  • Canned, frozen or bulk foodstuffs
  • Building supplies, farm equipment, and firewood
  • Plants

All moves of the employee and members of his or her household should be completed within one year of the date an appointee first reports to the new job, even if his or her appointment date was effective prior to the report date.

Tax Treatment of Relocation Expenses

Moving expenses fall into one of two categories: taxable and non-taxable. The majority of payments such as household move, airfare, etc will be paid to a third party according to the University policy and are non-taxable. Incidental expenses such as lodging and mileage (final move) are considered to be out-of-pocket expenses and are non-taxable.


The University will pay directly for most moving expenses including household goods, personal effects and car shipment to minimize the traveler’s out-of-pocket costs and income tax reporting for the employees in connection with non-taxable expenses

Payment Made to Taxability Tax Reporting

Third –party vendor


Not required

Incidentals paid directly to employee


Reported information on W2


Non-excludable expenses must be included in the employee’s gross income such as house hunting trips, temporary housing and meals. The UCSF Payroll Office deducts the appropriate tax percentage from the employee’s federal and state tax and the remainder appears on the employee’s monthly or biweekly paycheck. The gross amount of the payment and withholdings will be included on the W2 in the year in which payment is made.

Relocation Expense Definitions

Terms Definitions


Prospective employee or appointee

Members of Household

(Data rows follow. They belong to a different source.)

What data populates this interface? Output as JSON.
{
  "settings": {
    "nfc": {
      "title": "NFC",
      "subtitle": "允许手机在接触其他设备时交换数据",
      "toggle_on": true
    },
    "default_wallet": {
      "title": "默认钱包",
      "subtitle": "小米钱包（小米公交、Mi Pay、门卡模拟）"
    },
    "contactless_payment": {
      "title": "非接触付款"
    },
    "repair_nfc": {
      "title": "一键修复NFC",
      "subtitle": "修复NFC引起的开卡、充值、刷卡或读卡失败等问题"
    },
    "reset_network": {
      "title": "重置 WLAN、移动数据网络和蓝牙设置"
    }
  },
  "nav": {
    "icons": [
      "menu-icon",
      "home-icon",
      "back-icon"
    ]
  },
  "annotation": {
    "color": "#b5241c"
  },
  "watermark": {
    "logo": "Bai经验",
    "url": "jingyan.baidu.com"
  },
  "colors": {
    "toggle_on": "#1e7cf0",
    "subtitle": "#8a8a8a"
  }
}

IRS Section 1.217-2(b)(10) defines “members of household” as other individuals who are members of the taxpayer’s household, and who have the taxpayer’s former residence and the taxpayer’s new residence as their principal place of abode. A member of the taxpayer’s household is any individual, including domestic partner, residing at the taxpayer’s residence who is neither a tenant nor an employee of the taxpayer.

Household Goods and Personal Effects

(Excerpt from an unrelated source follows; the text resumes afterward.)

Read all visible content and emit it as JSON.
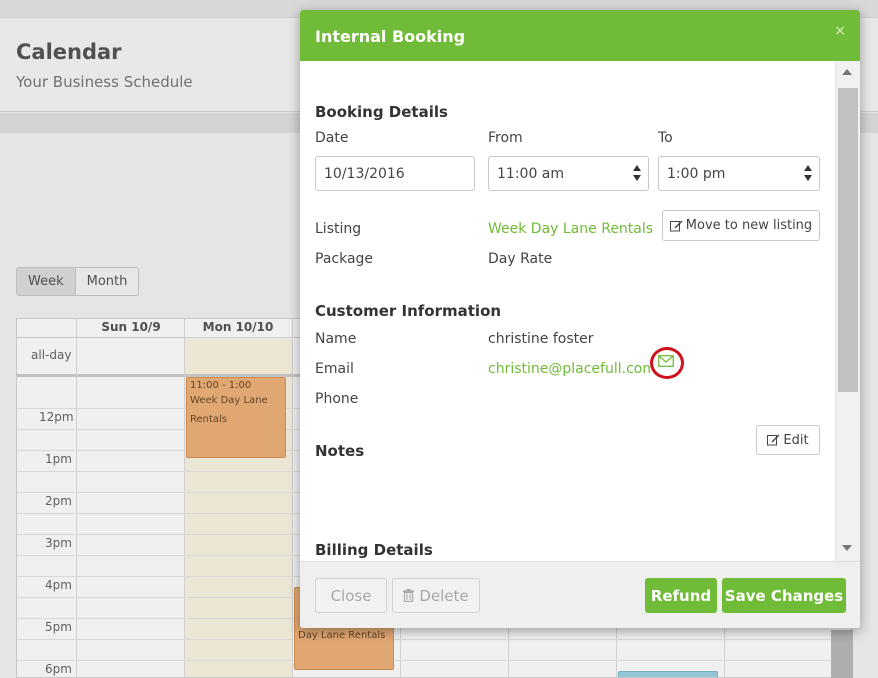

Household goods and personal effects include furniture, clothing, household appliances and other items that are usual and necessary for the maintenance of a household.

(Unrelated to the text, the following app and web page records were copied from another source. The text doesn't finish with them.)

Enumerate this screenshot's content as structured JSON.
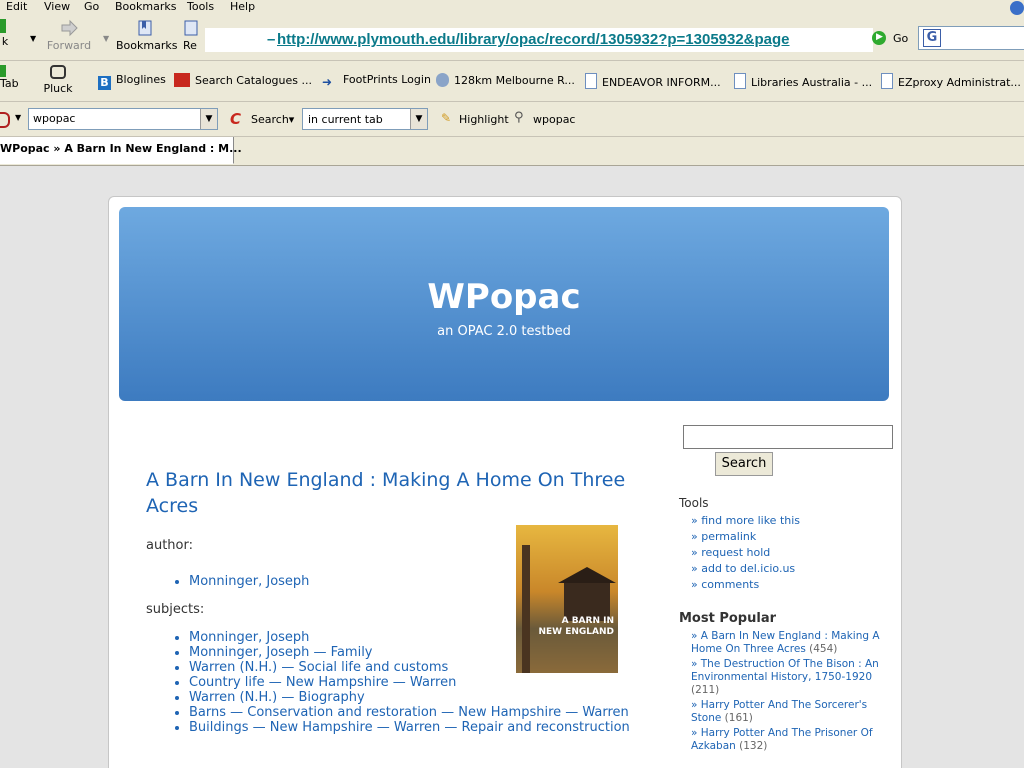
{
  "menu": {
    "items": [
      "Edit",
      "View",
      "Go",
      "Bookmarks",
      "Tools",
      "Help"
    ]
  },
  "nav": {
    "back_label": "k",
    "forward_label": "Forward",
    "bookmarks_label": "Bookmarks",
    "reload_label": "Re",
    "url": "http://www.plymouth.edu/library/opac/record/1305932?p=1305932&page",
    "url_prefix": "–",
    "go_label": "Go"
  },
  "bookmarks_bar": {
    "tab_label": "Tab",
    "pluck_label": "Pluck",
    "items": [
      "Bloglines",
      "Search Catalogues ...",
      "FootPrints Login",
      "128km Melbourne R...",
      "ENDEAVOR INFORM...",
      "Libraries Australia - ...",
      "EZproxy Administrat..."
    ]
  },
  "search_toolbar": {
    "query": "wpopac",
    "search_label": "Search",
    "target_select": "in current tab",
    "highlight_label": "Highlight",
    "term_label": "wpopac"
  },
  "tab": {
    "title": "WPopac » A Barn In New England : M..."
  },
  "site": {
    "title": "WPopac",
    "tagline": "an OPAC 2.0 testbed"
  },
  "record": {
    "title": "A Barn In New England : Making A Home On Three Acres",
    "author_label": "author:",
    "authors": [
      "Monninger, Joseph"
    ],
    "subjects_label": "subjects:",
    "subjects": [
      "Monninger, Joseph",
      "Monninger, Joseph — Family",
      "Warren (N.H.) — Social life and customs",
      "Country life — New Hampshire — Warren",
      "Warren (N.H.) — Biography",
      "Barns — Conservation and restoration — New Hampshire — Warren",
      "Buildings — New Hampshire — Warren — Repair and reconstruction"
    ],
    "cover": {
      "line1": "A BARN IN",
      "line2": "NEW ENGLAND"
    }
  },
  "sidebar": {
    "search_button": "Search",
    "tools_heading": "Tools",
    "tools": [
      "» find more like this",
      "» permalink",
      "» request hold",
      "» add to del.icio.us",
      "» comments"
    ],
    "popular_heading": "Most Popular",
    "popular": [
      {
        "title": "» A Barn In New England : Making A Home On Three Acres",
        "count": "(454)"
      },
      {
        "title": "» The Destruction Of The Bison : An Environmental History, 1750-1920",
        "count": "(211)"
      },
      {
        "title": "» Harry Potter And The Sorcerer's Stone",
        "count": "(161)"
      },
      {
        "title": "» Harry Potter And The Prisoner Of Azkaban",
        "count": "(132)"
      }
    ]
  },
  "colors": {
    "link": "#1e64b4",
    "header_top": "#6ea9e0",
    "header_bottom": "#3d7bc0",
    "url_text": "#0b7a8a"
  }
}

Freight Costs

Freight costs include the total charges for transporting household effects from the point of origin to the point of destination. Freight costs also include associated charges such as packing containers, labor and insurance of household and personal effects.

Moving and Transferring Expenses

Moving and transferring expenses are defined as the reasonable costs of moving household goods and personal effects to a new residence. These include the cost of travel to the university location for the prospective employee and his or her immediate family.

Reasonable Costs

Reasonable costs are costs that are considered to be reasonable under the circumstances of a particular move such as travel from the old to the new residence made via a conventional mode of transportation using the shortest and most direct route available and in the shortest period of time normally required to travel the distance.

Nontaxable Reimbursement Amounts

Nontaxable reimbursement is a reimbursement of moving expenses that is not included in the employee’s gross income. The amount is recorded on the employee’s W-2 form as a fringe benefit that is excluded from taxation such as:

  • Packing, crating and transporting of household goods and personal effects
  • Insurance and in-transit storage charges
  • Travel and lodging expenses associated with the final move to the new residence for employee and members of employee’s household

Taxable Reimbursement Amounts

Reimbursement for relocation expenses incurred that must be included in an employee’s gross income and are therefore taxable.

The following expenses are taxable:

  • Pre-move house hunting expenses such as travel, meals, car rentals, lodging, etc once an offer has been accepted
  • Temporary lodging (new work location) for up to 30 days and meals for up to 30 days of residence in the temporary lodging if it does not have cooking facilities
  • Meals associated with the final move to the new residence
  • Mileage reimbursements in excess of the rate published in G-28, Appendix A